Assigned task: For each entry that follows, produce an exact copy.

Records to use:
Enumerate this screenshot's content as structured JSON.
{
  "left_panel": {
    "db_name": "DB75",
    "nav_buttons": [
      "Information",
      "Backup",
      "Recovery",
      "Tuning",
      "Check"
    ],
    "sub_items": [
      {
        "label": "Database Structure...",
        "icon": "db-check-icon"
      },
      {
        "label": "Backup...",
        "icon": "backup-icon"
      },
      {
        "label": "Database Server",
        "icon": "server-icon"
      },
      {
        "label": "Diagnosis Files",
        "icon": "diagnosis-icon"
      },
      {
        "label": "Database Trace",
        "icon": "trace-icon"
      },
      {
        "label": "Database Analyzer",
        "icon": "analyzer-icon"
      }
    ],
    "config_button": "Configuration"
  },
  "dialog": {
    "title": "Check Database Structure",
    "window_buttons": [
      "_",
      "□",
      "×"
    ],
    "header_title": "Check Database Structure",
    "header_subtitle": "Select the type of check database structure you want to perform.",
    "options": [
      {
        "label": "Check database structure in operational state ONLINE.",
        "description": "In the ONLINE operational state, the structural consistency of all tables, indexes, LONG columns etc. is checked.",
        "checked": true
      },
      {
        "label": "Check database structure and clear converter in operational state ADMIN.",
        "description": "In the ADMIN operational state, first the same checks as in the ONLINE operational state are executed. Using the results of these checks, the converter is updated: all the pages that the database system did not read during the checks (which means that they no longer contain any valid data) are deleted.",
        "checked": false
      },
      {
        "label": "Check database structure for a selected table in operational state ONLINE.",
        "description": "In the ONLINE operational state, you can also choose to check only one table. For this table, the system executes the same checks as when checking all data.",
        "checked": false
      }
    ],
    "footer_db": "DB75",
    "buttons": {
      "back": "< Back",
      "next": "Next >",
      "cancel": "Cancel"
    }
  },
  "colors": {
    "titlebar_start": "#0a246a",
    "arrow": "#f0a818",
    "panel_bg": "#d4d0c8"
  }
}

Task response:
Enumerate this screenshot's content as structured JSON.
{
  "left_panel": {
    "db_name": "DB75",
    "nav_buttons": [
      "Information",
      "Backup",
      "Recovery",
      "Tuning",
      "Check"
    ],
    "sub_items": [
      {
        "label": "Database Structure...",
        "icon": "db-check-icon"
      },
      {
        "label": "Backup...",
        "icon": "backup-icon"
      },
      {
        "label": "Database Server",
        "icon": "server-icon"
      },
      {
        "label": "Diagnosis Files",
        "icon": "diagnosis-icon"
      },
      {
        "label": "Database Trace",
        "icon": "trace-icon"
      },
      {
        "label": "Database Analyzer",
        "icon": "analyzer-icon"
      }
    ],
    "config_button": "Configuration"
  },
  "dialog": {
    "title": "Check Database Structure",
    "window_buttons": [
      "_",
      "□",
      "×"
    ],
    "header_title": "Check Database Structure",
    "header_subtitle": "Select the type of check database structure you want to perform.",
    "options": [
      {
        "label": "Check database structure in operational state ONLINE.",
        "description": "In the ONLINE operational state, the structural consistency of all tables, indexes, LONG columns etc. is checked.",
        "checked": true
      },
      {
        "label": "Check database structure and clear converter in operational state ADMIN.",
        "description": "In the ADMIN operational state, first the same checks as in the ONLINE operational state are executed. Using the results of these checks, the converter is updated: all the pages that the database system did not read during the checks (which means that they no longer contain any valid data) are deleted.",
        "checked": false
      },
      {
        "label": "Check database structure for a selected table in operational state ONLINE.",
        "description": "In the ONLINE operational state, you can also choose to check only one table. For this table, the system executes the same checks as when checking all data.",
        "checked": false
      }
    ],
    "footer_db": "DB75",
    "buttons": {
      "back": "< Back",
      "next": "Next >",
      "cancel": "Cancel"
    }
  },
  "colors": {
    "titlebar_start": "#0a246a",
    "arrow": "#f0a818",
    "panel_bg": "#d4d0c8"
  }
}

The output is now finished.